Storytelling is inevitable, in other words. We do not make sense of the world except by telling stories about it.
The two argue that stories also influence the optimism and pessimism of, and toward, entire nations and economies.
They give the fascinating example of José López Portillo (left), a Mexican president of the 70s and 80s, who presented his country, Mexico, in the context of an ancient story about the Aztec god Quetzalcóatl (also the title of a novel López Portillo had once written). The god was expected to reappear at a special time to make Mexico great again.
As it happened, this was during the oil shocks of the 70s and oil was being discovered in Mexico. Perhaps Quetzalcóatl’s time was now? It did not go unnoticed that the presidential jets were named Quetzalcóatl and Quetzalcóatl II. The country and foreign investors liked the story, and Mexico’s economy surged.
Until it stopped surging, of course. That’s when a different story took over.

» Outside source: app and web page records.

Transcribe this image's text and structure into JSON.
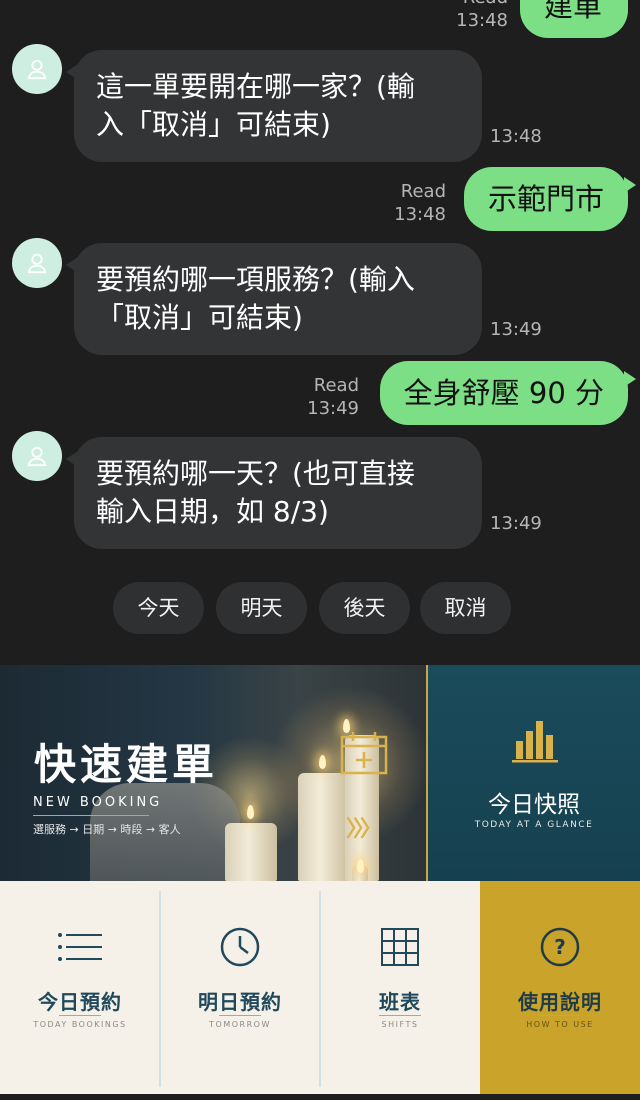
{
  "chat": {
    "top_out": {
      "meta_read": "Read",
      "time": "13:48",
      "text": "建單"
    },
    "messages": [
      {
        "text_line1": "這一單要開在哪一家？(輸",
        "text_line2": "入「取消」可結束)",
        "time": "13:48"
      },
      {
        "text_line1": "要預約哪一項服務？(輸入",
        "text_line2": "「取消」可結束)",
        "time": "13:49"
      },
      {
        "text_line1": "要預約哪一天？(也可直接",
        "text_line2": "輸入日期，如 8/3)",
        "time": "13:49"
      }
    ],
    "replies": [
      {
        "read": "Read",
        "time": "13:48",
        "text": "示範門市"
      },
      {
        "read": "Read",
        "time": "13:49",
        "text": "全身舒壓 90 分"
      }
    ],
    "quick_replies": [
      "今天",
      "明天",
      "後天",
      "取消"
    ]
  },
  "menu": {
    "new_booking": {
      "title": "快速建單",
      "subtitle": "NEW BOOKING",
      "steps": "選服務 → 日期 → 時段 → 客人"
    },
    "glance": {
      "title": "今日快照",
      "subtitle": "TODAY AT A GLANCE"
    },
    "tiles": [
      {
        "label": "今日預約",
        "sub": "TODAY BOOKINGS",
        "icon": "list-icon"
      },
      {
        "label": "明日預約",
        "sub": "TOMORROW",
        "icon": "clock-icon"
      },
      {
        "label": "班表",
        "sub": "SHIFTS",
        "icon": "grid-icon"
      },
      {
        "label": "使用說明",
        "sub": "HOW TO USE",
        "icon": "question-icon"
      }
    ],
    "colors": {
      "gold": "#c9a32a",
      "teal": "#16404f",
      "cream": "#f6f1e8",
      "bubble_out": "#7cde85",
      "bubble_in": "#333436"
    }
  }
}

The point, as Akerlof and Shiller put it, is this:
Great leaders are first and foremost creators of stories…
Indeed, the power of stories is such that

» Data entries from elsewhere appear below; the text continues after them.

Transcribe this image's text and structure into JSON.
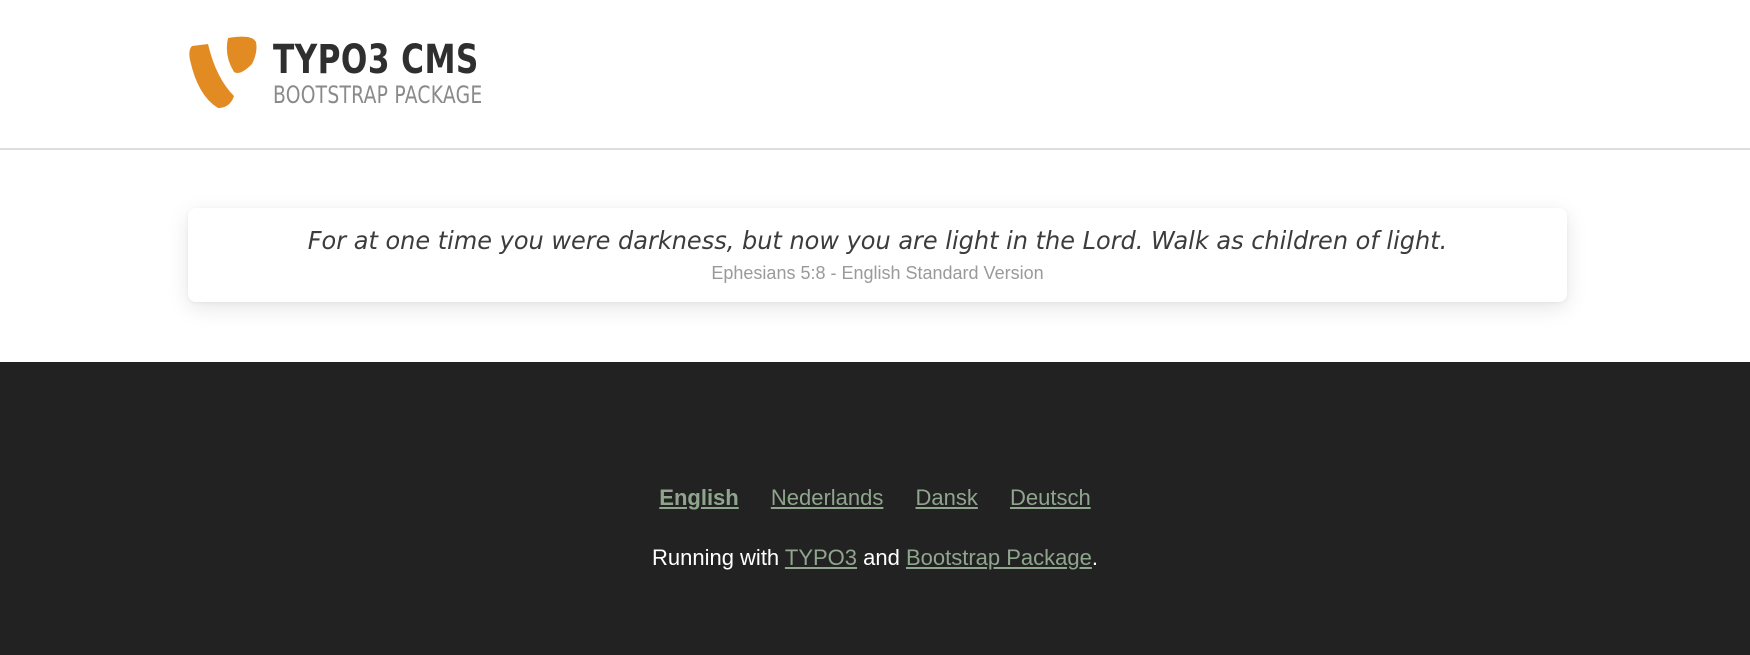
{
  "header": {
    "logo_title": "TYPO3 CMS",
    "logo_subtitle": "BOOTSTRAP PACKAGE",
    "logo_color": "#e38b23"
  },
  "quote": {
    "text": "For at one time you were darkness, but now you are light in the Lord. Walk as children of light.",
    "source": "Ephesians 5:8 - English Standard Version"
  },
  "footer": {
    "languages": [
      {
        "label": "English",
        "active": true
      },
      {
        "label": "Nederlands",
        "active": false
      },
      {
        "label": "Dansk",
        "active": false
      },
      {
        "label": "Deutsch",
        "active": false
      }
    ],
    "credits_prefix": "Running with ",
    "credits_link1": "TYPO3",
    "credits_middle": " and ",
    "credits_link2": "Bootstrap Package",
    "credits_suffix": ".",
    "background": "#222222",
    "link_color": "#8fa58d"
  }
}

We might model the spread of a story in terms of an epidemic. Stories are like viruses. Their spread by word of mouth involves a sort of contagion.